Is the inclusion of hard upper bounds (maximum age constraints) a
> common practice in molecular dating?
Hard or not hard, upper bounds _should_ be included much more often than
they are. I've published on this (Laurin & me 2006, Syst. Biol.).
Many recent papers (e.g. Brown & van Tuinen 2011; Ronquist et al.
> 2012) use probability distributions with a minimum at the age of a
> fossil and a long low-probability tail instead of a hard maximum,
> which seems to make sense,
It does (and wasn't available to us in 2006). But the paper we're
discussing didn't do that; it used minima without any maxima.
given that maximum ages cannot be estimated from the fossil record
> without making some dubious assumptions.
Well, in a few cases the fossil record is good enough that absence of
evidence is evidence of absence. Same ref as above.
Yes, but that's exactly what I meant, too: if the ratite morphology
> originated more than once, the group diagnosed by the possession of
> that morphology is polyphyletic (it's a union of several
> monophyletic groups) rather than paraphyletic (a monophyletic group
> minus another monophyletic group). Paraphyly and polyphyly cannot be
> distinguished using a tree topology alone. If you don't want to
> speculate about ancestral states, all that you can say is that
> ratites are non-monophyletic.
You imply that Ratitae is defined by character states...
So it can happen in at least one group of insects. But could it
>> happen in birds? Could something like the modern kagu (which has
>> muscles that are too weak for powered flight, but it still glides)

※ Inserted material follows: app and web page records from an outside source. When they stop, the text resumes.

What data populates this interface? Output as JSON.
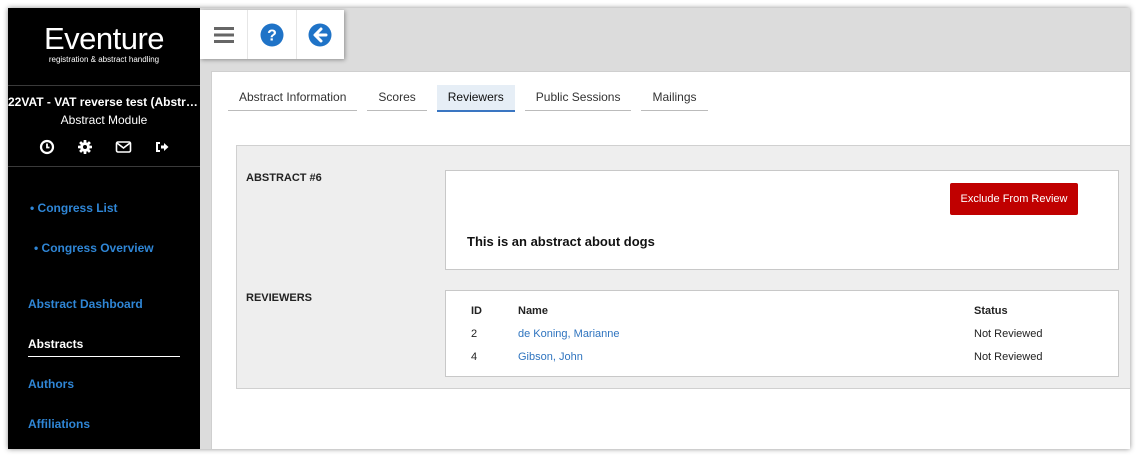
{
  "brand": {
    "name": "Eventure",
    "tagline": "registration & abstract handling"
  },
  "congress": {
    "title": "22VAT - VAT reverse test (Abstract...",
    "module": "Abstract Module"
  },
  "sidebar_icons": [
    "clock-icon",
    "gear-icon",
    "mail-icon",
    "logout-icon"
  ],
  "nav": {
    "congress_list": "• Congress List",
    "congress_overview": "• Congress Overview",
    "abstract_dashboard": "Abstract Dashboard",
    "abstracts": "Abstracts",
    "authors": "Authors",
    "affiliations": "Affiliations"
  },
  "toolbar_icons": [
    "menu-icon",
    "help-icon",
    "back-icon"
  ],
  "tabs": [
    "Abstract Information",
    "Scores",
    "Reviewers",
    "Public Sessions",
    "Mailings"
  ],
  "active_tab": "Reviewers",
  "abstract": {
    "label": "ABSTRACT #6",
    "exclude_label": "Exclude From Review",
    "text": "This is an abstract about dogs"
  },
  "reviewers": {
    "label": "REVIEWERS",
    "columns": {
      "id": "ID",
      "name": "Name",
      "status": "Status"
    },
    "rows": [
      {
        "id": "2",
        "name": "de Koning, Marianne",
        "status": "Not Reviewed"
      },
      {
        "id": "4",
        "name": "Gibson, John",
        "status": "Not Reviewed"
      }
    ]
  },
  "colors": {
    "sidebar": "#000000",
    "link": "#2f86d6",
    "danger": "#c00000",
    "icon_blue": "#1f73c7"
  }
}
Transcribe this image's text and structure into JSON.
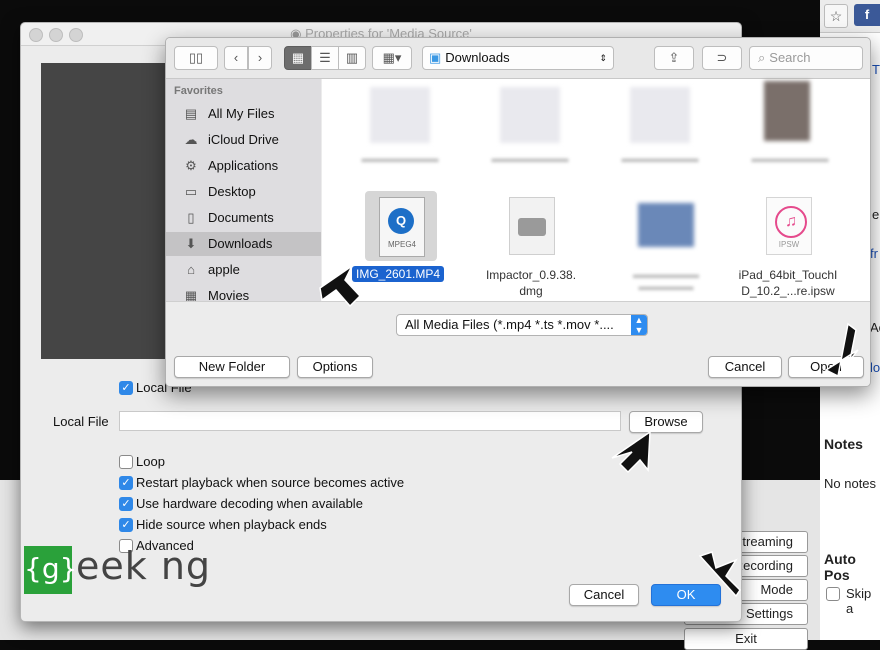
{
  "browser": {
    "star": "☆",
    "fb": "f",
    "side_text": [
      "T",
      "e",
      "fr",
      "Ac",
      "lo",
      "Notes",
      "No notes",
      "Auto Pos",
      "Skip a"
    ]
  },
  "obs": {
    "buttons": [
      "Streaming",
      "Recording",
      "Mode",
      "Settings",
      "Exit"
    ]
  },
  "properties": {
    "title": "Properties for 'Media Source'",
    "local_file_check": "Local File",
    "local_file_label": "Local File",
    "browse": "Browse",
    "options": [
      {
        "label": "Loop",
        "checked": false
      },
      {
        "label": "Restart playback when source becomes active",
        "checked": true
      },
      {
        "label": "Use hardware decoding when available",
        "checked": true
      },
      {
        "label": "Hide source when playback ends",
        "checked": true
      },
      {
        "label": "Advanced",
        "checked": false
      }
    ],
    "cancel": "Cancel",
    "ok": "OK"
  },
  "logo": {
    "box": "{g}",
    "text": "eek ng"
  },
  "dialog": {
    "location": "Downloads",
    "search_placeholder": "Search",
    "favorites_header": "Favorites",
    "sidebar": [
      {
        "label": "All My Files",
        "icon": "all-files-icon",
        "glyph": "▤"
      },
      {
        "label": "iCloud Drive",
        "icon": "cloud-icon",
        "glyph": "☁"
      },
      {
        "label": "Applications",
        "icon": "applications-icon",
        "glyph": "⚙"
      },
      {
        "label": "Desktop",
        "icon": "desktop-icon",
        "glyph": "▭"
      },
      {
        "label": "Documents",
        "icon": "documents-icon",
        "glyph": "▯"
      },
      {
        "label": "Downloads",
        "icon": "downloads-icon",
        "glyph": "⬇"
      },
      {
        "label": "apple",
        "icon": "home-icon",
        "glyph": "⌂"
      },
      {
        "label": "Movies",
        "icon": "movies-icon",
        "glyph": "▦"
      }
    ],
    "files": [
      {
        "name": "IMG_2601.MP4",
        "selected": true
      },
      {
        "name": "Impactor_0.9.38.\ndmg"
      },
      {
        "name": "iPad_64bit_TouchI\nD_10.2_...re.ipsw"
      }
    ],
    "filter": "All Media Files (*.mp4 *.ts *.mov *....",
    "new_folder": "New Folder",
    "options": "Options",
    "cancel": "Cancel",
    "open": "Open"
  }
}
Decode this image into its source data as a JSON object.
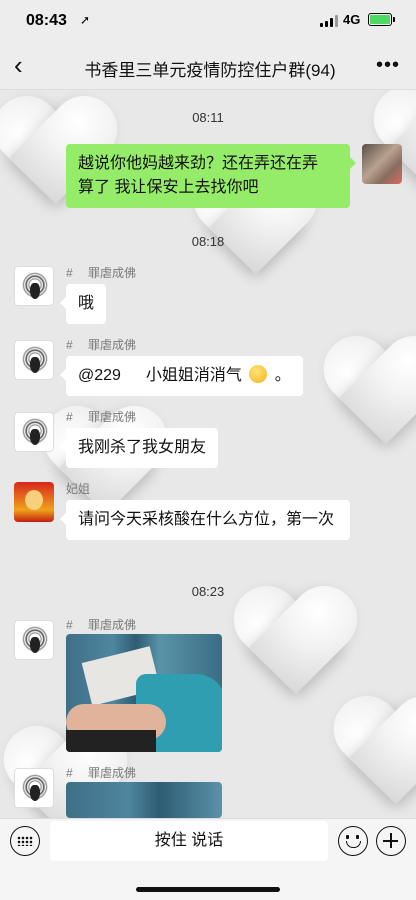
{
  "status_bar": {
    "time": "08:43",
    "location_icon": "location-arrow-icon",
    "network": "4G",
    "battery_color": "#4cd964"
  },
  "header": {
    "back_icon": "chevron-left-icon",
    "title": "书香里三单元疫情防控住户群(94)",
    "more_icon": "more-dots-icon"
  },
  "messages": {
    "ts1": "08:11",
    "m1": {
      "text": "越说你他妈越来劲？还在弄还在弄 算了 我让保安上去找你吧"
    },
    "ts2": "08:18",
    "m2": {
      "nick": "#　 罪虐成佛",
      "text": "哦"
    },
    "m3": {
      "nick": "#　 罪虐成佛",
      "mention": "@229",
      "text": "小姐姐消消气",
      "after": "。"
    },
    "m4": {
      "nick": "#　 罪虐成佛",
      "text": "我刚杀了我女朋友"
    },
    "m5": {
      "nick": "妃姐",
      "text": "请问今天采核酸在什么方位，第一次"
    },
    "ts3": "08:23",
    "m6": {
      "nick": "#　 罪虐成佛"
    },
    "m7": {
      "nick": "#　 罪虐成佛"
    }
  },
  "input_bar": {
    "hold_to_talk": "按住 说话"
  },
  "colors": {
    "sent_bubble": "#95ec69",
    "received_bubble": "#ffffff",
    "background": "#ededed"
  }
}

>> give rise to powered fliers millions of years in the future?
I think so, but that would require an absence of competitors and rather
weird selection pressures. So,
I don't call for discounting it automatically, I'm just implying
> it's highly unlikely --
The oldest known paleognaths are lithornithids, which were rather
> strong fliers (expectable if the last common ancestor of paleognaths
> could fly, suspicious if it could not).
To be fair, we have no clue about their phylogenetic position(s) within
Madagascan aepyornithids are apparently nested in the Australasian
> ratite clade, and the same might be true for the South American
You don't think *D.* is a rhea?
Elżanowski (1995), for example, provided a nice list of cranial
> characters in which ostriches either have the same state as neognaths
> or are intermediate between neognaths and all remaining paleognaths.
...Wow. I had no idea!
If there is something problematic about the interrelationships of
> paleognaths, it's the position of tinamous, not the placement of the
> root -- and incomplete lineage sorting is probably a bigger problem
> than both substitution saturation and inadequate taxon sampling.
> Smith et al. (2012) argued that the base of non-ostrich paleognaths
> is not a hard polytomy because of the total lack of support for one
> of three possible topologies in their data set -- the one with
> tinamous being sister to a rhea/kiwi/casuariid clade. However, that's
> the topology recovered by Haddrath and Baker with both their 10-gene
> and the 27-gene data sets, so the possibility of non-ostrich
> paleognaths being a hard polytomy cannot be ruled out. The extremely
> short internodes in the relevant region of the tree would be
> consistent with it.
...And _that_ immediately brings the incomplete lineage sorting among
laurasiatherians to mind. I think we're looking at very fast radiations
into the empty world of the early Paleocene.